She said Washington must incur more debt to China to boost the ailing U.S. economy and stimulate demand for Chinese products. She says it would not be in China's interest if the U.S. is unable to get its economy out of a recession.
China is the largest holder of U.S. Treasury bonds. Clinton says China's continued investment in U.S. Treasuries is a recognition that the two economies are tied together.
Chinese Foreign Minister Yang Jiechi told Clinton that both countries should boost economic policy coordination and reject protectionism in trade.
The world needs a "global New Deal" to haul it out of the economic crisis it faces, Prime Minister Gordon Brown of the United Kingdom said Sunday.
"We need a global New Deal -- a grand bargain between the countries and continents of this world -- so that the world economy can not only recover but... so the banking system can be based on... best principles," he said, referring to the 1930s American plan to fight the Great Depression.
Brown was speaking as the leaders of Europe's biggest economies met to try to forge a common position on the global financial crisis ahead of a major summit in London in April.

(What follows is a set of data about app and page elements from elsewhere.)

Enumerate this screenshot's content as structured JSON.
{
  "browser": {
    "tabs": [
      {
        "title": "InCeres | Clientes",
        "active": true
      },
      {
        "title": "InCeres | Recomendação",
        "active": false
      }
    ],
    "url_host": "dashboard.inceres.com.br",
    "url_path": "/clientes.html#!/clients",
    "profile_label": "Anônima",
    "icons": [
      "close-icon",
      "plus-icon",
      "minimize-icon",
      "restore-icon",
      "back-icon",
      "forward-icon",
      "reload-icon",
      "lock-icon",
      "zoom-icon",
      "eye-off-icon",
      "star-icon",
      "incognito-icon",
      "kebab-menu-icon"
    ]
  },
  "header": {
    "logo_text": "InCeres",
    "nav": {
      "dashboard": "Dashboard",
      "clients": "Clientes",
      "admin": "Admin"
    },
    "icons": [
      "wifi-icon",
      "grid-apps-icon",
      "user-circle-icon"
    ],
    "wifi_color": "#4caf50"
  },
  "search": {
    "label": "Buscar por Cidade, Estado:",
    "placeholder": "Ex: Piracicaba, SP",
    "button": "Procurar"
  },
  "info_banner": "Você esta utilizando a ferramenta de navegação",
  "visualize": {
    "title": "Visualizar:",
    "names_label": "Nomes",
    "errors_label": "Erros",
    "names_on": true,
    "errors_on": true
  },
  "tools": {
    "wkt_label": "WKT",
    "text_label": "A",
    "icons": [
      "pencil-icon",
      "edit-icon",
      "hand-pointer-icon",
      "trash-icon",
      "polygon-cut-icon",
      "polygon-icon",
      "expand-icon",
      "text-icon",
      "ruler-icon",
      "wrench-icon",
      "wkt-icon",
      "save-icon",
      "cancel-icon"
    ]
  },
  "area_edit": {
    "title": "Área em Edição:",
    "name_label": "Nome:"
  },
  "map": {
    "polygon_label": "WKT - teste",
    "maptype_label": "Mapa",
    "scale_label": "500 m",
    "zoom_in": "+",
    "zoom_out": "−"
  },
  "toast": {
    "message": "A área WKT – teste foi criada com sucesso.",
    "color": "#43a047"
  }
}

French President Nicolas Sarkozy said the world's response to the global financial meltdown had to be profound and long-lasting, not just tinkering around the edges.
Up to 120,000 protesters brought Dublin city centre to a standstill on Saturday over government austerity measures aimed at stabilising the once high-flying economy now wracked by recession.
The demonstration came a day after the global economic crisis led to another political casualty elsewhere in Europe, with Latvia's prime minister quitting as his country grapples with deepening recession.
Organised by the Irish Congress of Trade Unions (ICTU) and featuring teachers, police, civil servants and others, the Irish protest was the "first step in a rolling campaign of action," ICTU general secretary David Begg said.
Police put the number of protesters at up to 120,000.
Marchers are particularly opposed to a pension levy on some 350,000 public servants which is designed to save about 1.4 billion euros (1.8 billion dollars) this year.
According to IMPACT, Ireland's biggest public sector trade union, the levy will cost low to middle-income earners between 1,500 euros and 2,800 euros a year.
President Obama will hold a "fiscal responsibility summit" in Washington next Monday with the goal of reining in government spending. Watch out.
With our federal budget deficit heading toward $1.4 trillion this year, or nearly 10% of our overall economy, something must be done. Look out.
Obama adviser John Podesta says the summit is the first step in a process to help the public "understand how the financial balance sheet of the federal government comes back into order."
Translation: Middle class and poor folks are going to really get nailed.
According to the Washington Post Obama's team has invited big business, economists and a range of other "special interests" to the event which will feature five breakout sessions. Larry Summers (refer to Naomi Klein interview here) will lead the discussion on Social Security. Hold onto your hat.
Report: Nearly 75% of ex-Bush officials looking for jobs are unemployed
Stephen C. Webster | Raw Story
While the market for job-seekers in the United States might be sour, for most it isn't as impenetrable as it is for the nearly 3,000 former members of the Bush administration.
Between 70-75 percent who are looking for full-time work still haven't found new jobs, according to a Saturday report by the Wall St. Journal.
"That 'is much, much worse' than when Ronald Reagan, George H.W. Bush and Bill Clinton left the White House," Carlos M. Gutierrez, who served as Bush's commerce secretary, told the paper.